Catlin said having Jesse be a man of faith at the beginning “helped us locate him in this little town. We wanted to show Jesse as something more than a preacher in name only.”
According to Catlin, this was an essential part of grounding the series, given the insane things to come in the show. “We wanted to create a sort of familiar environment,” he said. “An archetypal environment of a small town in West Texas. To have some access point to audience members of ‘that’s familiar’ so when the weirdness started coming in, and the craziness, that people didn’t feel completely saturated.”
The world of “Preacher” is definitely one where anything can happen, so that by the end of the season, Jesse may have a very different attitude toward the church and his own faith. But along the way, some good discussion may come of it.
Why isn’t religion featured more on television? “I think people are always terrified of it,” Cooper theorized. “We live in a world where we’re kind of surrounded by it. And we’ve all got an opinion, and an opinion in this world is a dreadful one. It means a huge amount to some people and not very much to others. I think people get scared that people who are religious will be offended. But the more we understand one another’s beliefs, the more we can, I imagine, get on better.”

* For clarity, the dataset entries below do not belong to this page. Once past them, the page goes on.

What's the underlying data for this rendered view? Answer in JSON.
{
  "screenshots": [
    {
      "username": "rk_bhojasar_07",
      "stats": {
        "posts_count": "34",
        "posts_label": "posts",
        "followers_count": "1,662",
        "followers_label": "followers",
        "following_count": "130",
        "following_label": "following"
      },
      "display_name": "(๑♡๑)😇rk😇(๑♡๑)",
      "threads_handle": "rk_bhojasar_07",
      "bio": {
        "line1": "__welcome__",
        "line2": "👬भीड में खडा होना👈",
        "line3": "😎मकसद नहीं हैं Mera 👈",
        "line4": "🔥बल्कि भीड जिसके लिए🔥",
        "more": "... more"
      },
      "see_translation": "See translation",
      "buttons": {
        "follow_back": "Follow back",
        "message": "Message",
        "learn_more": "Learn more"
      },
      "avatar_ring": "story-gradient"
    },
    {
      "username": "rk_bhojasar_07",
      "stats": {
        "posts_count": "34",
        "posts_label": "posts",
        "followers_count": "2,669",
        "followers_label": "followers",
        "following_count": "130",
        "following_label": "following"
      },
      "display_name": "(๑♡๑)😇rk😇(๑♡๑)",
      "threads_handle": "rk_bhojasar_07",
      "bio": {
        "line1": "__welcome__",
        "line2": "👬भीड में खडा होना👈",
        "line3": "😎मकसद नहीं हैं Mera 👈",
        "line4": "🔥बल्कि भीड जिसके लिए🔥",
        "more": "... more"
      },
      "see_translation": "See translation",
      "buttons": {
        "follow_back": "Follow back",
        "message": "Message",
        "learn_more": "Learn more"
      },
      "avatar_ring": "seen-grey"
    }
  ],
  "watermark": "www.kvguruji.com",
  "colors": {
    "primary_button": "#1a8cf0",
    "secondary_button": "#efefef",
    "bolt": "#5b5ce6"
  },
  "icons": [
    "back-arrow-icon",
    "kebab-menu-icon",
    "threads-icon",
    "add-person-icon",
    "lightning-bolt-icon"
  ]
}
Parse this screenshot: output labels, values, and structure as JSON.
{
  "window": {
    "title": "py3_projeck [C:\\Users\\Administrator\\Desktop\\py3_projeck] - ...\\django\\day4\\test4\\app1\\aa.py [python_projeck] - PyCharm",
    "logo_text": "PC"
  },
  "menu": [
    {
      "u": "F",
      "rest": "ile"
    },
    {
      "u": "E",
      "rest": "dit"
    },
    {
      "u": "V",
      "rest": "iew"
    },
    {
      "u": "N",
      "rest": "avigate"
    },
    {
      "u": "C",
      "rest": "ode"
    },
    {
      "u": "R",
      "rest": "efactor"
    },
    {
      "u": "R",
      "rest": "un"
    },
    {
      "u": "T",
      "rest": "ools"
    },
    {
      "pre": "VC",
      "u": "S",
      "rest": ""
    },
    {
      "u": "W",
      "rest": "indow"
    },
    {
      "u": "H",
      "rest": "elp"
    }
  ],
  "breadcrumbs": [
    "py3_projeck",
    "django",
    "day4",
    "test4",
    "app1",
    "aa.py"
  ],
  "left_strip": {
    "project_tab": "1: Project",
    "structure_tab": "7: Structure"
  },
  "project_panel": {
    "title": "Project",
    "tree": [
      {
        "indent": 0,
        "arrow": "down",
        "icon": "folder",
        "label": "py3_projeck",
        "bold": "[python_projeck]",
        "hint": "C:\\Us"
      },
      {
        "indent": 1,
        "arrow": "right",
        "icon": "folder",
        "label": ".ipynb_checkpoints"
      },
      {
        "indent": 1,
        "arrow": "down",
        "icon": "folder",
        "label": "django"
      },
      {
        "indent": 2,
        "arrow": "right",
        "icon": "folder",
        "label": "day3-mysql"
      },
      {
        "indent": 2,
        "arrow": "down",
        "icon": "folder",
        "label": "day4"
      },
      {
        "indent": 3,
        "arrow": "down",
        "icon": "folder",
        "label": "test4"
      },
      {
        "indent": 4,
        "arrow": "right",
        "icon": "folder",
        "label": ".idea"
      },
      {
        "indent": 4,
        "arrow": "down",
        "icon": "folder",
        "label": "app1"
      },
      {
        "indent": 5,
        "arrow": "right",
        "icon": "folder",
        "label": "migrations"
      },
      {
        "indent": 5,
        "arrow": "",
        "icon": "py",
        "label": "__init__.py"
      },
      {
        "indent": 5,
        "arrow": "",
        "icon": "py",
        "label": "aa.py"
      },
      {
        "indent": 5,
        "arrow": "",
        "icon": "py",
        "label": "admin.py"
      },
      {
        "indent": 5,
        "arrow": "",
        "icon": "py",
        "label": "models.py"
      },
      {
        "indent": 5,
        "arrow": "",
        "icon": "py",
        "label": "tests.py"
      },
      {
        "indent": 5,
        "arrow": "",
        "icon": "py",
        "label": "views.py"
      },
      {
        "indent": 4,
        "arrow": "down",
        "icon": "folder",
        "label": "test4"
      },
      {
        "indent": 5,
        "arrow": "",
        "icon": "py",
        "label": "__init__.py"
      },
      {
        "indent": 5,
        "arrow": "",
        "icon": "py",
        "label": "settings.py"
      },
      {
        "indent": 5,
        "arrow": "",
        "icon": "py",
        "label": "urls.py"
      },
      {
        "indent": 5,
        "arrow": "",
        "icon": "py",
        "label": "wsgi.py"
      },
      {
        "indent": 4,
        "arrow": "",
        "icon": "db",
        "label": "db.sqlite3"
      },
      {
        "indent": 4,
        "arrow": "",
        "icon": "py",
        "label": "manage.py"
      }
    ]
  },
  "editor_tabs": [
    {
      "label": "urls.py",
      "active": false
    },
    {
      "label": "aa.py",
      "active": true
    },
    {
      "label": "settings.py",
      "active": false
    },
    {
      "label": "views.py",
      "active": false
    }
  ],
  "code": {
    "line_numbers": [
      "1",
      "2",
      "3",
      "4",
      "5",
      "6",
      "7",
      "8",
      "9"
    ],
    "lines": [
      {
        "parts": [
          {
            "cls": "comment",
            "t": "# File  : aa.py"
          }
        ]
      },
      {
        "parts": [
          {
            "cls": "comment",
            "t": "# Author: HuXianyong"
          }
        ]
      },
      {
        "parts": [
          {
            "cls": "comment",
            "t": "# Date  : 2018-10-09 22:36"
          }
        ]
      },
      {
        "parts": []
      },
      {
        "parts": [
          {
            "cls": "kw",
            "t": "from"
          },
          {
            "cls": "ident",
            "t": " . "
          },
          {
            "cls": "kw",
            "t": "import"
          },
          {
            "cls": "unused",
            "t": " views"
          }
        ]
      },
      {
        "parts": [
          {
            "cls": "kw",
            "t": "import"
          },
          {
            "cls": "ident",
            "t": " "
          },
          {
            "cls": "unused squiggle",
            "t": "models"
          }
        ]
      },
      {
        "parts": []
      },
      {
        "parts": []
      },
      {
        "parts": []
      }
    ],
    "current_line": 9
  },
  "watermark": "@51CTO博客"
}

Cooper said he felt that “Preacher” could theoretically bring people of different beliefs together, pointing to the burgeoning bond between Jesse and Cassidy (Joseph Gilgun), a crazed but charismatic Irish vampire. “I think you see two very different people, Cassidy and Jesse, who love one another, really support one another,” he said. “It’s a great friendship developing, but they are at absolutely opposite ends of the spectrum in terms of their belief. I don’t think it will cause arguing. It’ll be like yeah, these are the discussions we need to be having.”
Catlin believes, though, that those debates won’t be boring. After all, “those questions get answered by a bunch of sociopaths and maniacs covered in blood.”
“Preacher” airs Sundays at 10pm on AMC.